### Information given ###

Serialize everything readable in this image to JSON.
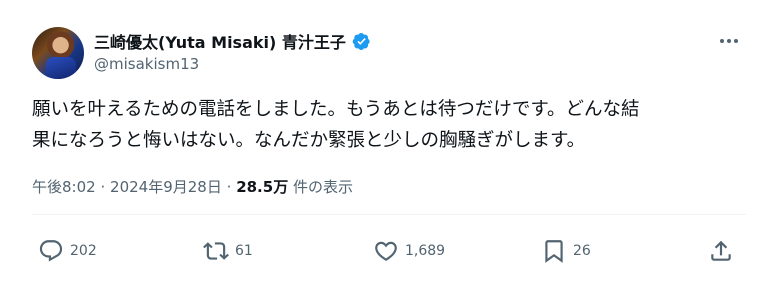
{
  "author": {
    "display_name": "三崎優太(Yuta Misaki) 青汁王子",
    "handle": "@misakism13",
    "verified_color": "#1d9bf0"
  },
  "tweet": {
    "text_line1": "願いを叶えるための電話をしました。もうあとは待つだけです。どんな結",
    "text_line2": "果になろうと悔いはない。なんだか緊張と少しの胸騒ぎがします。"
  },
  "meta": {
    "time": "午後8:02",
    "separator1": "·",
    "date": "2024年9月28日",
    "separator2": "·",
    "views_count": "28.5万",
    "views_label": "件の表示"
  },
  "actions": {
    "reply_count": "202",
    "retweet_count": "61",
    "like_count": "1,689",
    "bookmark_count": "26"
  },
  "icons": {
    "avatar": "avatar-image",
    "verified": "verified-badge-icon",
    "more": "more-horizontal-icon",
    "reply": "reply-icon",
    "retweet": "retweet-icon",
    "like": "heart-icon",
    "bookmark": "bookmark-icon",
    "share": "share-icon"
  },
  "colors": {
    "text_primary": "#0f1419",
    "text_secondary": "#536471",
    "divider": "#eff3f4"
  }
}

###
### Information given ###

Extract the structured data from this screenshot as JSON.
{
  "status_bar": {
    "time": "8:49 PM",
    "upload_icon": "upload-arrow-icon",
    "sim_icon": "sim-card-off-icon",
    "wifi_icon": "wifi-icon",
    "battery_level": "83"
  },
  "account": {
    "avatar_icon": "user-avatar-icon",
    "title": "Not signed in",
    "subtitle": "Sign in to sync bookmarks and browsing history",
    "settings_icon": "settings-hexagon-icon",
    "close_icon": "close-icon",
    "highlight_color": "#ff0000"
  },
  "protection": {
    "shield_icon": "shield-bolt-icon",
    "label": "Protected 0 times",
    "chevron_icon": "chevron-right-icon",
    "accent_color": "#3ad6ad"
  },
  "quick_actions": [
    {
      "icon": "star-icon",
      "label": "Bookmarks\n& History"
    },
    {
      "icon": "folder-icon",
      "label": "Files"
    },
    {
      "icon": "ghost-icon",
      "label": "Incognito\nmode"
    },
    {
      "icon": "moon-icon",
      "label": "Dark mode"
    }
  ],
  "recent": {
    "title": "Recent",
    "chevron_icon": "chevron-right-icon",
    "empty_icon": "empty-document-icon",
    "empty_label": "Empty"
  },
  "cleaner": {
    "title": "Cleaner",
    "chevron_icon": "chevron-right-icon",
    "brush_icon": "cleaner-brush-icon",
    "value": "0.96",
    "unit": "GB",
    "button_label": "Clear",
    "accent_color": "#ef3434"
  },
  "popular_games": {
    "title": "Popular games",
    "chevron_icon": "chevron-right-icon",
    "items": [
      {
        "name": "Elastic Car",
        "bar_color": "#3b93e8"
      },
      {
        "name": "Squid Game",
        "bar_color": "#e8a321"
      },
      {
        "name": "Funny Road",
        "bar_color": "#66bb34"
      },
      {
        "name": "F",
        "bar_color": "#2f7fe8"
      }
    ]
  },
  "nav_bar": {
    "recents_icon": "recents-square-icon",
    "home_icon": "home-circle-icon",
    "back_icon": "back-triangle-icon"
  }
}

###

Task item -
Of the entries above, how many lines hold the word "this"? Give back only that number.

Written response -
2